Locusts are also mentioned in the Brit Chadashah (New Testament) as one of the end-time plagues upon the earth.
With the sounding of the fifth shofar in the Last Days, locusts emerge from the bottomless pit.
They will not harm the vegetation, however, but rather will have the power to sting like a scorpion and will torment men who do not have the seal of God on their foreheads.
“Then out of the smoke locusts came upon the earth. And to them was given power, as the scorpions of the earth have power. They were commanded not to harm the grass of the earth, or any green thing, or any tree, but only those men who do not have the seal of God on their foreheads.” (Revelation 9:3–4)
The Ninth Plague: Darkness (Hosek חוֹשֶך)
“Then the LORD said to Moses, ‘Stretch out your hand toward the sky so that darkness will spread over Egypt—darkness that can be felt.’ So Moses stretched out his hand toward the sky, and total darkness covered all Egypt for three days.

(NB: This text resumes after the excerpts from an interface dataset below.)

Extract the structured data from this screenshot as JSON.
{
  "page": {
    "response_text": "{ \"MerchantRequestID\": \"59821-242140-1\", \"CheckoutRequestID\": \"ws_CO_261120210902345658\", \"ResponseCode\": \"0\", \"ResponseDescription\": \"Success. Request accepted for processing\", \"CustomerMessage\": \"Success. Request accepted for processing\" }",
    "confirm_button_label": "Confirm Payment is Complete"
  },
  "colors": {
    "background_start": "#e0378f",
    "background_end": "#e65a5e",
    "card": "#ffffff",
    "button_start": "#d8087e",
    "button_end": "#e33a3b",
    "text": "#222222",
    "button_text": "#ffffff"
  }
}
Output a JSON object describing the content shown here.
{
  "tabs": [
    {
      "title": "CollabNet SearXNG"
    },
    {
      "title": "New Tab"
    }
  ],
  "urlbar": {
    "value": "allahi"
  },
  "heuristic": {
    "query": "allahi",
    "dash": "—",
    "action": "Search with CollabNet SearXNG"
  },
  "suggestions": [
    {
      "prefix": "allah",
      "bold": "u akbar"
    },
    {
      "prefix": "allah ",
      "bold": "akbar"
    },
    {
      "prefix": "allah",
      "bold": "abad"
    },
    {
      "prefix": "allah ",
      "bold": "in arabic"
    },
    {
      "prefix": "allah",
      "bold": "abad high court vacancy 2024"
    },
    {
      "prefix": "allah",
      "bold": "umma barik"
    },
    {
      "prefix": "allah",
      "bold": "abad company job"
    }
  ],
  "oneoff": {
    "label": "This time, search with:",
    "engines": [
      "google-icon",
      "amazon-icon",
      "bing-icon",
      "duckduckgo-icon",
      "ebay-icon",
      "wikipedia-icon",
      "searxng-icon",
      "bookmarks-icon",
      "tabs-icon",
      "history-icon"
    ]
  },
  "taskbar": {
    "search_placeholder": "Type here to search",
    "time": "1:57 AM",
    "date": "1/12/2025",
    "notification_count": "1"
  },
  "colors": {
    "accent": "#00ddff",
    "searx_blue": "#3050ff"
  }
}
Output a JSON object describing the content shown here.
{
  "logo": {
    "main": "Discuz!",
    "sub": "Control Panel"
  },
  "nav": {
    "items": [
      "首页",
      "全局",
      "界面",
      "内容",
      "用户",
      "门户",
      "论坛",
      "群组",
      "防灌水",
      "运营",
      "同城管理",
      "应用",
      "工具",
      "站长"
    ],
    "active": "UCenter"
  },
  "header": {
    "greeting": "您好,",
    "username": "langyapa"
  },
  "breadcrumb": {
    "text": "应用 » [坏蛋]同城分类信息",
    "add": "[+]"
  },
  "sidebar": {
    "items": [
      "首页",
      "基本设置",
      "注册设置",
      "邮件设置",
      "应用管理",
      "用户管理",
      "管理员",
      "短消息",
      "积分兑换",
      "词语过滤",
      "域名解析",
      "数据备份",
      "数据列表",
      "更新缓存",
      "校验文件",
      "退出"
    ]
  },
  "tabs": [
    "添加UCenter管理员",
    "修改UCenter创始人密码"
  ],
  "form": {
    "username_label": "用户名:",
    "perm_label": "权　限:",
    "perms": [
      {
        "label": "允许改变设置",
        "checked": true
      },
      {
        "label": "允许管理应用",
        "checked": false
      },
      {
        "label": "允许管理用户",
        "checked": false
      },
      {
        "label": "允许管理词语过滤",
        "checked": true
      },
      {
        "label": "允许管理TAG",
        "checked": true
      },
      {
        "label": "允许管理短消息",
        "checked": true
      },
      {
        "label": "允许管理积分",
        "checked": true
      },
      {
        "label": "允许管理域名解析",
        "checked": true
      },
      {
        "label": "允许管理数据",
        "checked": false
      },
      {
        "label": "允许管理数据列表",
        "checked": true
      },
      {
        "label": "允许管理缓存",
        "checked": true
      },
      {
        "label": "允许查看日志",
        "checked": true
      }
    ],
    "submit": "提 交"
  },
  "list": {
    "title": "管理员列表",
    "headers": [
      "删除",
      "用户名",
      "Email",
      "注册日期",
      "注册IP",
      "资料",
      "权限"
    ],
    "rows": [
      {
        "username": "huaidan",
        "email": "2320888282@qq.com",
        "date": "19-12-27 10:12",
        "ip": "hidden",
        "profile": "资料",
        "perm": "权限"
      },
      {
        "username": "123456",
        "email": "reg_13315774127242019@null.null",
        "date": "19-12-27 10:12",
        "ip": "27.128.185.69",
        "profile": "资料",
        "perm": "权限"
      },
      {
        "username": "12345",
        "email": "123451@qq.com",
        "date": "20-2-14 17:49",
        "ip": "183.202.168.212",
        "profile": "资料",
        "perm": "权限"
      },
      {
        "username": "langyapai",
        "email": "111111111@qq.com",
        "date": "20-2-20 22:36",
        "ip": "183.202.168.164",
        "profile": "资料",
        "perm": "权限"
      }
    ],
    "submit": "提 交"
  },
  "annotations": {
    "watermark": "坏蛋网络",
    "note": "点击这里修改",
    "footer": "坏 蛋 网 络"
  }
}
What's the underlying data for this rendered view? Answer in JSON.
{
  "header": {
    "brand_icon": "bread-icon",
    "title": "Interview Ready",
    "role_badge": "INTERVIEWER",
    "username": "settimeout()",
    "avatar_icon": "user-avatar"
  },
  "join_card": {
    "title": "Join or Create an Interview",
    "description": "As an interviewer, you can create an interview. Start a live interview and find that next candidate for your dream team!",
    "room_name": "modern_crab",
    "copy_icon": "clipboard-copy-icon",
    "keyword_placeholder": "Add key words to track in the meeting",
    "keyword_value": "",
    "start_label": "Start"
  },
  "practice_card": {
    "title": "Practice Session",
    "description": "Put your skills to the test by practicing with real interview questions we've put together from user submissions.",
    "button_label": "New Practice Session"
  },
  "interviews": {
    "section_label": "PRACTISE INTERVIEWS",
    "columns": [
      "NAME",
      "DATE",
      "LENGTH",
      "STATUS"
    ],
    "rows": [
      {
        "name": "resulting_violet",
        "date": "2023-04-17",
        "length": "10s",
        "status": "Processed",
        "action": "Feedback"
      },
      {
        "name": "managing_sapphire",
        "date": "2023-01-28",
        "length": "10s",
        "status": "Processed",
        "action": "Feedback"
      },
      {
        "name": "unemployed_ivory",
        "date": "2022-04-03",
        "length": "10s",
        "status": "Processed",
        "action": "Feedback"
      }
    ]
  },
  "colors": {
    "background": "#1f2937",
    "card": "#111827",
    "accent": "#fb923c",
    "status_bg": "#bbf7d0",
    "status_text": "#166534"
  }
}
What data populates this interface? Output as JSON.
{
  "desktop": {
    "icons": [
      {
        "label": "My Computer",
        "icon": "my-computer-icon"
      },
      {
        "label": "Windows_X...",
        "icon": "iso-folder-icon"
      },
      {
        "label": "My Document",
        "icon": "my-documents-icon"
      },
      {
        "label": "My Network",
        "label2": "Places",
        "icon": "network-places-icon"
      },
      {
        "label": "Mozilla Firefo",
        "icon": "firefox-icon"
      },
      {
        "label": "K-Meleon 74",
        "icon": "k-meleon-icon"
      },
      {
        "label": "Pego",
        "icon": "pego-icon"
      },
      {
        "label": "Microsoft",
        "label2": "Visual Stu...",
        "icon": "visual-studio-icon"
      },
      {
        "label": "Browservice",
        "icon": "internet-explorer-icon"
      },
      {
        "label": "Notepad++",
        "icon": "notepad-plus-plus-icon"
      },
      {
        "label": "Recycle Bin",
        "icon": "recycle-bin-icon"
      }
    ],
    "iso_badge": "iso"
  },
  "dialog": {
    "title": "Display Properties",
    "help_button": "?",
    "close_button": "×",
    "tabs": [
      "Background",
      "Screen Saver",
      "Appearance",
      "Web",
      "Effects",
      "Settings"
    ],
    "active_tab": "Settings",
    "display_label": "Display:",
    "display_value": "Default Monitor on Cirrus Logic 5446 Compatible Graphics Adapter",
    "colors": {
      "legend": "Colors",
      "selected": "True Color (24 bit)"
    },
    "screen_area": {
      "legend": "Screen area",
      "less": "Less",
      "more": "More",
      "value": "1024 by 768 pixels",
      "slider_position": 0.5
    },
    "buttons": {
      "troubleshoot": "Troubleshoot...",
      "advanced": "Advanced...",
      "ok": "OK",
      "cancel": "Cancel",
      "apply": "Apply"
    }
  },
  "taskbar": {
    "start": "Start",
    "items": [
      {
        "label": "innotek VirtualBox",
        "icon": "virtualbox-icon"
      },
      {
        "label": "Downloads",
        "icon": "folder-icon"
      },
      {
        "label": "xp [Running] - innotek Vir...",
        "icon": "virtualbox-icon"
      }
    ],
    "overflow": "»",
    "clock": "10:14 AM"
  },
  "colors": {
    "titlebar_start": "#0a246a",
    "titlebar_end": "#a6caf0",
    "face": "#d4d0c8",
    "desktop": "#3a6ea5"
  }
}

No one could see anyone else or leave his place for three days.” (Exodus 10:21–23)
With the ninth plague of darkness, Elohim delivered a crushing blow to the Egyptian sun god, Ra, demonstrating the folly of worshiping false gods.
Although the Egyptians were plunged into total darkness, the Israelites had light in their dwellings in the land of Goshen.
While everyone outside the shelter of God’s covenant live in ever deepening darkness, especially as the end of the age approaches, the light of Believers in Yeshua will shine ever more brightly. (Proverbs 4:18)
Even the smallest of lights shine brilliantly in the darkest of places.
Today, there are so many reports of evil, and many are fearful of what may come upon us. Nevertheless, even when there is total, paralyzing darkness in the world, we can still have light in our dwellings, just as the Israelites had in Goshen.
It is time for us to stop cursing the darkness and instead start living in the light.
Instead of complaining, murmuring, and fault finding over the darkness of “Egypt” (the world), we can be all that God has made us to be, shining as lights in the midst of a dark and perverse generation. (Philippians 2:14–15)
The Bible says that the wicked stumble in the darkness and do not even know what makes them trip. (Proverbs 4:19)
When people are in complete darkness, they cannot perceive anything outside themselves. In this state of darkness, it is easy to live in a miserly and completely self-centered world. Often a symptom of this darkness is using people for self-benefit. But God’s presence in our lives promotes a kind of love that is giving, not self seeking. (1 Corinthians 13:5)
We need Yeshua, the Light of the World to set us free from our own preoccupation with ourselves so that we may truly love our neighbor.
Sadly, far too many of us who have been set free from darkness so we can live in the light, willfully stumble in the darkness of unforgiveness, bitterness, and resentment. We must determine to let these go and walk in God’s holy Light.